Regardless of what you decide to do with your rental properties, I'd recommend obtaining as much HELOC access as you can starting 2-3 years before retirement.  Once you retire your income will be drastically reduced (no military paycheck) and your lender will only consider cashflow (not assets). 

Your rental-buying thoughts get into the deeper question:  once you have "enough", how much more do you need?  How hard do you want to work?

After 14 years of retirement I still haven't figured out the answer to those questions yet, but I'd suggest setting yourself up with access to credit before you leave active duty.  Then, once you retire, take it easy for at least two years.  If you find long-distance landlording to be absolutely fascinating, challenging, and fulfilling then go do it.  (You should plan your real-estate exit strategy, too-- other than "probate".)  If you develop other interests then you can put the rental property plan on the shelf until you have more time (or interest). 

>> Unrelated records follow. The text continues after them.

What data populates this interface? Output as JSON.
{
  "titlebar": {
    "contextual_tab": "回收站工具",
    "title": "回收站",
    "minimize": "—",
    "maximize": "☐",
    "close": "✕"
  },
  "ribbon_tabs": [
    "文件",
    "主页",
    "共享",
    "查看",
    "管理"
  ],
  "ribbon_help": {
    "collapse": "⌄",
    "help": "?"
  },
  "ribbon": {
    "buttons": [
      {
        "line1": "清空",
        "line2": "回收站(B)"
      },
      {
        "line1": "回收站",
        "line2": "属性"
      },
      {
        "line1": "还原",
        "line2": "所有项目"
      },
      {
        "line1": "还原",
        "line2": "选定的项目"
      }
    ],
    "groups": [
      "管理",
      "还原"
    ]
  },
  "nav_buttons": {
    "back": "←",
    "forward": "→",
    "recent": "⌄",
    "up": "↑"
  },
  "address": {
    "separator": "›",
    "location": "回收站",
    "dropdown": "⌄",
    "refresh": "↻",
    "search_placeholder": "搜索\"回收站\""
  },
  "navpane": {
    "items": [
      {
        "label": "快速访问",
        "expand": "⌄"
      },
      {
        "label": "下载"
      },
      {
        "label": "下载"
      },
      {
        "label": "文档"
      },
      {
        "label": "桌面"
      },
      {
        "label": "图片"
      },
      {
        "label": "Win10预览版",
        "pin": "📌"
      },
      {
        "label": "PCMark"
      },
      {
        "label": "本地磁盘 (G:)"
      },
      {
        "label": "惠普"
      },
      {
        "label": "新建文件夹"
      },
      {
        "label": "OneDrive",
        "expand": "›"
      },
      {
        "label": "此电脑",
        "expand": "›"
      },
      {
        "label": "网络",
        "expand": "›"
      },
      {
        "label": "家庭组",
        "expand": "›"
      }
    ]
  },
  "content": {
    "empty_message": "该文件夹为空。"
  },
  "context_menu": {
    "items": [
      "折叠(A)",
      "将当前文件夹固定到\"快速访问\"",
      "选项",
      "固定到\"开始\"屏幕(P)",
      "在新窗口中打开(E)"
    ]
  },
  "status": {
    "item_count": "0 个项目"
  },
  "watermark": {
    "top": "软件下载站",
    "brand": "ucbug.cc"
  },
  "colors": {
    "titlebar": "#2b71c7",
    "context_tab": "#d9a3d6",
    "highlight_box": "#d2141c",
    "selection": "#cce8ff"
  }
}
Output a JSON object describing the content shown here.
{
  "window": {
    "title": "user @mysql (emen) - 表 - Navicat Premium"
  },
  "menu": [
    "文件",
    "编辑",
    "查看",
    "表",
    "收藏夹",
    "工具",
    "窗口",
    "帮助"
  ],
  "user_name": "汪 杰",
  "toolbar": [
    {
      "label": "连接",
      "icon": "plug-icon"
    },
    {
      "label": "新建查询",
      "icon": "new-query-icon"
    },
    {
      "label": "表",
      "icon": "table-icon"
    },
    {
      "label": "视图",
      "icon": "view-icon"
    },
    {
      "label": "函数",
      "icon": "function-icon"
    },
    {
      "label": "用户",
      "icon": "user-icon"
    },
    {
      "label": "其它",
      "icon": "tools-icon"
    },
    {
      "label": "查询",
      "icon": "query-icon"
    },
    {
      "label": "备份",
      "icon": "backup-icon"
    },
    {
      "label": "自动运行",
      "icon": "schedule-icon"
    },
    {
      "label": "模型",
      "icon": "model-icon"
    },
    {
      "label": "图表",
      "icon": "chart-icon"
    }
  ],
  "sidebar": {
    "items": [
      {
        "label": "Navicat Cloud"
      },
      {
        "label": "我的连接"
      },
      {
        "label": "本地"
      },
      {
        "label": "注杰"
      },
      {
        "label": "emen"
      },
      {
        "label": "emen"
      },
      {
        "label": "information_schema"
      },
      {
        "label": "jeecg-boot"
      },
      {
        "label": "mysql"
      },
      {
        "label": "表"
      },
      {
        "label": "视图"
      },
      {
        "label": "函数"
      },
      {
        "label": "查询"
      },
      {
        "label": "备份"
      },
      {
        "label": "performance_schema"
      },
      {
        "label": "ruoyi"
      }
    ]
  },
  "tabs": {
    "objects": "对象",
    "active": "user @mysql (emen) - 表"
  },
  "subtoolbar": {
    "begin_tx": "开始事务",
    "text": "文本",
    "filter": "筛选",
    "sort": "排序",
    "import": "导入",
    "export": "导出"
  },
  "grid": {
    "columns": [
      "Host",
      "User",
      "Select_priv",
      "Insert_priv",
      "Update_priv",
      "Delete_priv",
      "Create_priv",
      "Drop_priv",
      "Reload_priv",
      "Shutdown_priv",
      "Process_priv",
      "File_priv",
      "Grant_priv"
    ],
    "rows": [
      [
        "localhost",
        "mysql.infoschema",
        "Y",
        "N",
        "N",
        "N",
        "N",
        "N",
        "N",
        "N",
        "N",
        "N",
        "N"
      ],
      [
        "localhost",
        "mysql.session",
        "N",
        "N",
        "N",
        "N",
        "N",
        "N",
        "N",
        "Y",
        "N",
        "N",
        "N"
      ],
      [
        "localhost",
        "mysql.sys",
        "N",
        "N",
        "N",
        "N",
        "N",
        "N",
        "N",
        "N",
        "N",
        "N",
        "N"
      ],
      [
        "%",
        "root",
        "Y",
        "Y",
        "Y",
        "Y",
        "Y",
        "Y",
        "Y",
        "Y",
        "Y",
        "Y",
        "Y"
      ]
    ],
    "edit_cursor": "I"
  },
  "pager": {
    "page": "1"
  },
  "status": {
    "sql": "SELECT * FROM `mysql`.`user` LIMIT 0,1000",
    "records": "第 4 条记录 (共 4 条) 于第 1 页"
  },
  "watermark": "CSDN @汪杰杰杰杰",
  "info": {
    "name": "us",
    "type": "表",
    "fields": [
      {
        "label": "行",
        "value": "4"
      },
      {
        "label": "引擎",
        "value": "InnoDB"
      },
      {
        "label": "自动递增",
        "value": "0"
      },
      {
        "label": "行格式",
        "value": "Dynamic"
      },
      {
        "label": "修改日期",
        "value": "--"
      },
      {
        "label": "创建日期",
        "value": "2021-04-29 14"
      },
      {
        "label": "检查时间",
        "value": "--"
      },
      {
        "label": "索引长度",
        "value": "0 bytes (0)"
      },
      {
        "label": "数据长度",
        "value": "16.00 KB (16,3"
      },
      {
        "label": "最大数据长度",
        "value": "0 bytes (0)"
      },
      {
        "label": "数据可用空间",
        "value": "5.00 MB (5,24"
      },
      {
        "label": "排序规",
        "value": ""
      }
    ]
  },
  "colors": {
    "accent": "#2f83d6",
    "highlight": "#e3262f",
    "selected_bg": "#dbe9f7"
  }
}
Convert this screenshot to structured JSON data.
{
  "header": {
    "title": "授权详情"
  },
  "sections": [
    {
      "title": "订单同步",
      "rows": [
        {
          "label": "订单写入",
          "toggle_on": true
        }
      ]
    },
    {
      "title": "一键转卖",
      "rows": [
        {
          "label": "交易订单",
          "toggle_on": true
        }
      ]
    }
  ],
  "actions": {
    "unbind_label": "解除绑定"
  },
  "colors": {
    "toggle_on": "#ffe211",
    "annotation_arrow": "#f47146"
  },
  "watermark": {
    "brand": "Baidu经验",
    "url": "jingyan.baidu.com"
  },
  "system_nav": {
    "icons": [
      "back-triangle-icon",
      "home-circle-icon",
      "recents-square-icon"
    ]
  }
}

Personally, every year we've become wealthier without working any harder.  I get more challenge & fulfillment out of family, travel, writing, and surfing than out of working for more money.  I have a lot more autonomy, too, instead of managing properties & property managers.

Which COA do you guys / gals think I should do?  Also, any other additional things I should do?  I am also using LLC's for 3 of the properties, so as each LLC is making more $ (after mortgage paid off), I can put 25% of the income into a SEP, which will further reduce taxes.
Hopefully you've sought professional advice on the SEP.  I know from a CPA discussion that one rental property does not make me a "Real Estate Professional" in the eyes of the IRS's active participation parameters, but I'm not sure about the threshold. 

Another question would be why you're sheltering money in the SEP now, only to face RMDs later.  Your military pension is probably going to put you right into the 15% personal income tax bracket, and the rental income will put you into the 25% bracket.  You're certainly deferring the taxes but I'm not sure that you're going to avoid any taxes.  Perhaps it's better to maximize your contributions to your Roth TSP and your Roth IRAs now (while you're in the lowest income-tax bracket that you'll ever see) and not complicate your tax situation with the SEP.  But again... professional advice.

I'm on travel for another month, but we'll be back on Oahu in October.

EZcurrency

  • 5 O'Clock Shadow
  • *
  • Posts: 9
Re: Financially Independent in 5 years – cruise along or keep expanding?
« Reply #11 on: August 29, 2016, 01:04:08 AM »
Nords,

Thanks for the reply and advice!  We have never met nor communicated on forums, but I'd enjoy meeting for lunch or coffee when you are back on island in Oct.  I'll send you a PM.  Safe travels!

Regards,
EZ

patrickza

  • Pencil Stache
  • ****
  • Posts: 544
  • Age: 40
    • The Investor Challenge
Re: Financially Independent in 5 years – cruise along or keep expanding?
« Reply #12 on: August 29, 2016, 03:51:45 AM »
I also vote for 1. That's not only FI, but that allows you to increase the stache slowly but surely, which means you could then increase spending if you really wanted to in future. Go and enjoy your life!